University President Maravene Loeschke told the crowd that Harford County and Baltimore County have long been siblings, cut literally from the same piece of land, and this initiative serves to demonstrate that connection in an educational capacity. “We are partners forever,” she said.
Demonstrating that partnership was Harford County Executive David Craig, who spoke at the event, along with two dozen elected officials and dignitaries from the region. Cecil and Harford County Delegate Mary-Dulany James triumphantly scrawled the words “I was here” and then signed her name on a steel beam to be included in the building.
For James LaCalle, former president of Harford Community College, the groundbreaking was the realization of a goal he and former Towson president Bob Caret set out to achieve in 2006. He called it a “no-brainer” being able to serve the northeastern region of the state, which has no four-year academic institutions, with a set of programs that responds directly to the needs of the regional economy.
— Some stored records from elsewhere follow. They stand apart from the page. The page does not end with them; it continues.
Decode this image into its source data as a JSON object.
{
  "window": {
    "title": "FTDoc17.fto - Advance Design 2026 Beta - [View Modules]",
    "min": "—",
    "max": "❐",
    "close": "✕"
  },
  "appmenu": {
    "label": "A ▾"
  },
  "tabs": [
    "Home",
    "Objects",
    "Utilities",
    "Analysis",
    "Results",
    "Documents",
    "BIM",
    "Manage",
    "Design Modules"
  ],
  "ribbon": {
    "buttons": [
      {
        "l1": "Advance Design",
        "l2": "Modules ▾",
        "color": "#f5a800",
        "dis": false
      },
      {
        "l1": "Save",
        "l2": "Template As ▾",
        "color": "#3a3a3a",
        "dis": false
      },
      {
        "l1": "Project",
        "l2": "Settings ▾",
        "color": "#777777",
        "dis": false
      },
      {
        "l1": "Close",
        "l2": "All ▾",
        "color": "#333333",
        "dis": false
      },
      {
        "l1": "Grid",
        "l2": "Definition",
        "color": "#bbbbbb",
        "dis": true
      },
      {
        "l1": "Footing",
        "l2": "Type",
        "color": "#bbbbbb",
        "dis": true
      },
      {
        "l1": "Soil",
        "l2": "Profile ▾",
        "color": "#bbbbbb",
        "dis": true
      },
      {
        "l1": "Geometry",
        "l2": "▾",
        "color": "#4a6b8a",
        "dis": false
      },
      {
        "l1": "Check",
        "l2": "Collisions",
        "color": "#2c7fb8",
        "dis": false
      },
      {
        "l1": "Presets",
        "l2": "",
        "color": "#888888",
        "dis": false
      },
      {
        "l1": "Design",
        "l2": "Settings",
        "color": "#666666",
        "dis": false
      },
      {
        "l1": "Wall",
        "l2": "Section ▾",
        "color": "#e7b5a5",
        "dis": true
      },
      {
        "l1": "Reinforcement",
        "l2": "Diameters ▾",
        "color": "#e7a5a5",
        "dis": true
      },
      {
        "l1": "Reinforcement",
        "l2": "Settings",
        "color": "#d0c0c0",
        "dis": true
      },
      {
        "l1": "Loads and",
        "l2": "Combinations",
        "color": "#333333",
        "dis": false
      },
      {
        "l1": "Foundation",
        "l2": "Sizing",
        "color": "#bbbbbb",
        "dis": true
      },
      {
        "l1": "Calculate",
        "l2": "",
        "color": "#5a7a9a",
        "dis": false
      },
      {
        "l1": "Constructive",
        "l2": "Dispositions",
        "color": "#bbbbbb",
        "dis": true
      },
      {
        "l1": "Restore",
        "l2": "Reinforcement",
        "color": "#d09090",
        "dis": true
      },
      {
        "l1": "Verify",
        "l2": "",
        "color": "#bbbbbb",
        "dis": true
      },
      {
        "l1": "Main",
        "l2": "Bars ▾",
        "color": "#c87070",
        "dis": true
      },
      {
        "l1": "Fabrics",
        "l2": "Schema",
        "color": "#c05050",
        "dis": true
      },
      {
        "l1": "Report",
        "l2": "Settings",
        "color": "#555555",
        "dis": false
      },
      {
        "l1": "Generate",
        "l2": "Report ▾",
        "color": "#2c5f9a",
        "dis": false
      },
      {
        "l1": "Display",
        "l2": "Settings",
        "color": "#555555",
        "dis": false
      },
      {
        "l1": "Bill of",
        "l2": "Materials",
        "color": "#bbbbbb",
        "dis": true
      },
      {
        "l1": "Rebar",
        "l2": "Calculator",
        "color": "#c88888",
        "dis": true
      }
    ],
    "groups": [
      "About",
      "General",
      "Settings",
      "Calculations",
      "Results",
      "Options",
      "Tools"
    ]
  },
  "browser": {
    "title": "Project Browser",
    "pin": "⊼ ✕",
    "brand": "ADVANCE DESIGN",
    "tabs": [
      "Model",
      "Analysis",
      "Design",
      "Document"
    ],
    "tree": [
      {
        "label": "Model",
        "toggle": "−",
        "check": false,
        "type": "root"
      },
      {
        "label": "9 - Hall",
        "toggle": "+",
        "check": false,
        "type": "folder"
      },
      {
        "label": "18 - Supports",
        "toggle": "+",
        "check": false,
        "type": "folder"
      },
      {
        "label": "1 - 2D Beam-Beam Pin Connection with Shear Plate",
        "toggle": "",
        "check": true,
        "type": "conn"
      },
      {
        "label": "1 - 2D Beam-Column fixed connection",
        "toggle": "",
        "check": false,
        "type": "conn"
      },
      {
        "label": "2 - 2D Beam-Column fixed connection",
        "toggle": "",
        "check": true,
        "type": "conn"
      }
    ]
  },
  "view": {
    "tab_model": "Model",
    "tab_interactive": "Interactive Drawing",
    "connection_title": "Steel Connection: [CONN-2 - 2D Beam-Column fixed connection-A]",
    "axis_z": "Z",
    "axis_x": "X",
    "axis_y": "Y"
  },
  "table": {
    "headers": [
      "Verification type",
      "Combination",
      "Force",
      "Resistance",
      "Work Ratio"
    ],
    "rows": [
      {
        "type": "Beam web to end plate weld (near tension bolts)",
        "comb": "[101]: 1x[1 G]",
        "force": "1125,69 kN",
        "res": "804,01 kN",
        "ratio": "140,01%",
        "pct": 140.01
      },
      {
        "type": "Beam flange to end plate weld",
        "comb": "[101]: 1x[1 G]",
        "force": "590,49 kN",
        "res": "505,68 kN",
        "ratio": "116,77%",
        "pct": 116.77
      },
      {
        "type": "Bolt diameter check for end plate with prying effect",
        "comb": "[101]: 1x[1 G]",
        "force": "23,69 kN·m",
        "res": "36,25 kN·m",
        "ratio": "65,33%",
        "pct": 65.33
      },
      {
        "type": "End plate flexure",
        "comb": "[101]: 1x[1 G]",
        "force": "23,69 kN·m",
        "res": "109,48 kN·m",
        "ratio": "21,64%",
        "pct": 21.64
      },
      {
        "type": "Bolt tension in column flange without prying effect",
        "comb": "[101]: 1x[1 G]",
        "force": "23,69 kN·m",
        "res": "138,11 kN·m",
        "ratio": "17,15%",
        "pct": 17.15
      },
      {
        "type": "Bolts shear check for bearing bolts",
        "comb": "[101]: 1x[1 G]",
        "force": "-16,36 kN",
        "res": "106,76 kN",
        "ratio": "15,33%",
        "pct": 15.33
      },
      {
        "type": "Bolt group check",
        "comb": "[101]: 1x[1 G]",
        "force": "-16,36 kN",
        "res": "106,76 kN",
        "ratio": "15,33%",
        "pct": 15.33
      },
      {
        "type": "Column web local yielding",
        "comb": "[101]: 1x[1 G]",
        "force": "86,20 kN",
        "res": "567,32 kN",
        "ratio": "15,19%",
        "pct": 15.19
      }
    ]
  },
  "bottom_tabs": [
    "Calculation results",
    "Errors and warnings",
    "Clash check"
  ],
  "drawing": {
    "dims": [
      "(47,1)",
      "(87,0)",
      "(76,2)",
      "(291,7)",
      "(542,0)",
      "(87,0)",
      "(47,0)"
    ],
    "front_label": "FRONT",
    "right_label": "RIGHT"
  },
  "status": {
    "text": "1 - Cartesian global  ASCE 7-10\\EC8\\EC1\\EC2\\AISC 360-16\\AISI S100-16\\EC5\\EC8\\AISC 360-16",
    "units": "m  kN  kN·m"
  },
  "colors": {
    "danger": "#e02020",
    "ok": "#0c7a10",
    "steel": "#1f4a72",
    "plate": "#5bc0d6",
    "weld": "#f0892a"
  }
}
That’s a goal TU in Northeastern Maryland Director John Desmone shares. “Our hope is that, over time, we’ll begin to have conversations with the community to find out what the workforce needs are, and then hopefully start to match up some of the baccalaureate degrees with those workforce needs,” he said.
The crowd, which gathered under a large tent on asphalt poured two days ago, responded enthusiastically to the speakers and cheered when the past and current leaders of the institutions picked up their ceremonial shovels and made the groundbreaking official—even as active construction went on nearby.
Jonathan Lindhorst, project manager, says the building is set for completion in July 2014 to welcome its first students for the fall semester.
Visit the Towson University in Northeastern Maryland webpage to learn more about the undergraduate and graduate degree programs to be offered.